Of course, appreciating all things is a tall order. But we vow to turn toward our experiences with openness to what they contain. We can still have opinions and views, but we don’t need to cling to them. We can try them on, experiment, and be open to other ways of seeing. Chödrön writes, “All the wars, all the hatred, all the ignorance in the world come out of being so invested in our opinions.” Imagine the freedom of releasing this kind of clinging.
Intertwined with our opinions is our fixed identity—our ego, our rigid ideas about who we are and what we’re capable of. We can become preoccupied with creating and defending our image, the way we see ourselves and the way others see us. These concerns make us anxiously self-absorbed. The third commitment asks us to release these fixed ideas and preoccupations. Chödrön says, “it’s only when the fearful ‘I’ is not pushing and pulling at life, freaking out and grasping at it, that full engagement is possible.”
It takes a lot of practice to stop grasping and clinging. We have to be willing to face our non-helpful tendencies in order to release them. “We have to be willing,” she says, “to overcome the laziness that keeps us biting the same hooks again and again as if it didn’t matter.” We have to be ready to tolerate discomfort, with the faith that we’re capable of moving through it and becoming more evolved.
“The path to unshakable well-being,” Chödrön says, “lies in being completely present and open to all sights, all sounds, all thoughts—never withdrawing, never hiding, never needing to jazz them up or tone them down.” With the third commitment, we can begin to see the world through a clearer lens: without judgment, without reactivity, just sensing into the immediacy and mystery of our experiences. We can find beauty where we least expect it.
The heart of the teaching
“Each of us has to take responsibility for our own state of mind,” Chödrön says. “Even the most brilliant political system can’t save the world if the people are still committed to a fear-based way of living.” How needed this advice feels now.
Moving from fear to curiosity, from judgment to openness, from suffering to freedom—this is the path of the Three Commitments. “Underlying them all,” Chödrön writes, “is the basic instruction to make friends with yourself—to be honest with yourself and kind.” Her clear and graceful prose brings these ancient teachings into the realm of modern life, at a time when we may need them more than ever. She offers meditation practices to support us on the path.
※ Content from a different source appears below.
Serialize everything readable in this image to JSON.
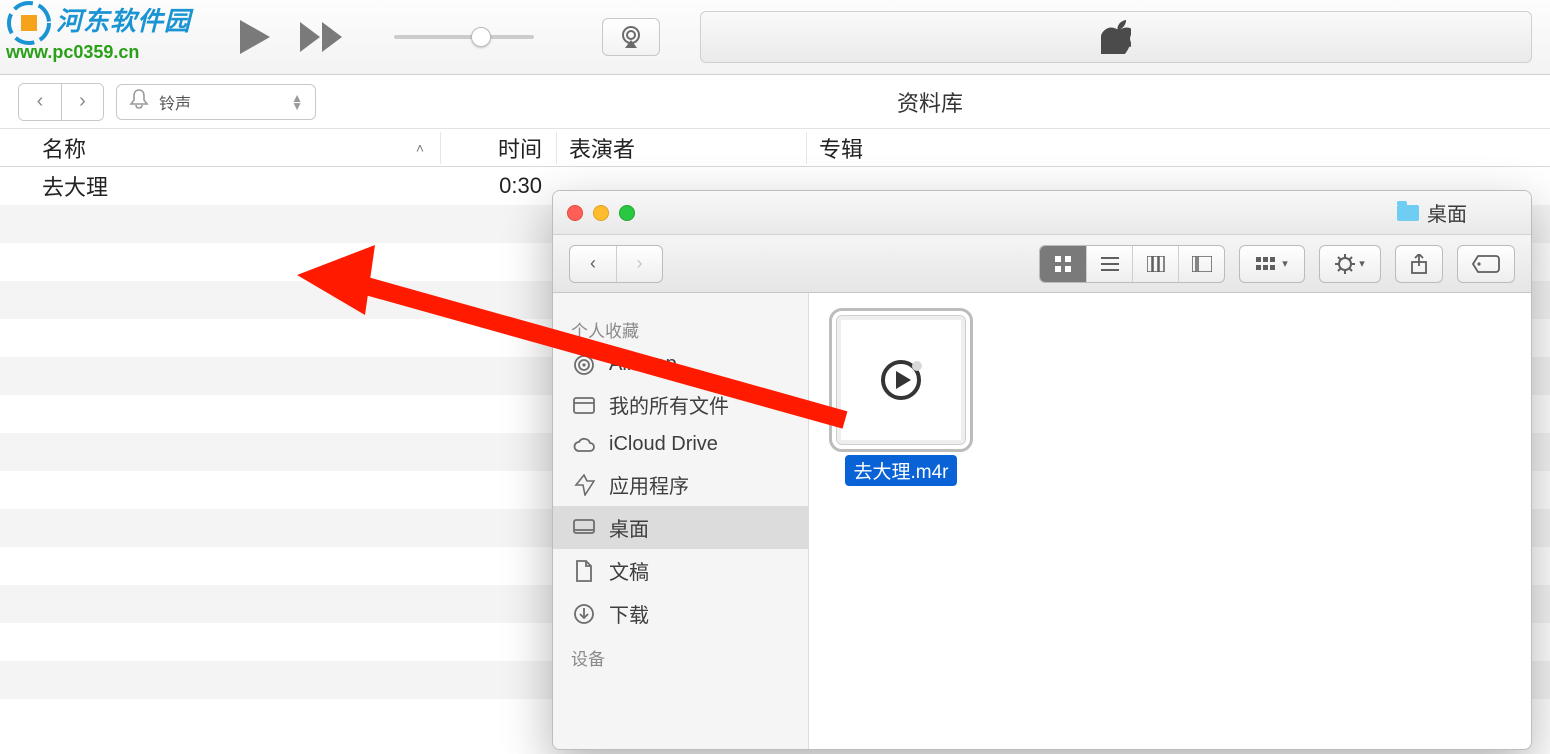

The teachings rest on a deeply reassuring philosophy: “Sanity and goodness are always present and can be uncovered right here, right now.”
Watch highlights from Pema Chödrön’s interview with Bill Moyers here.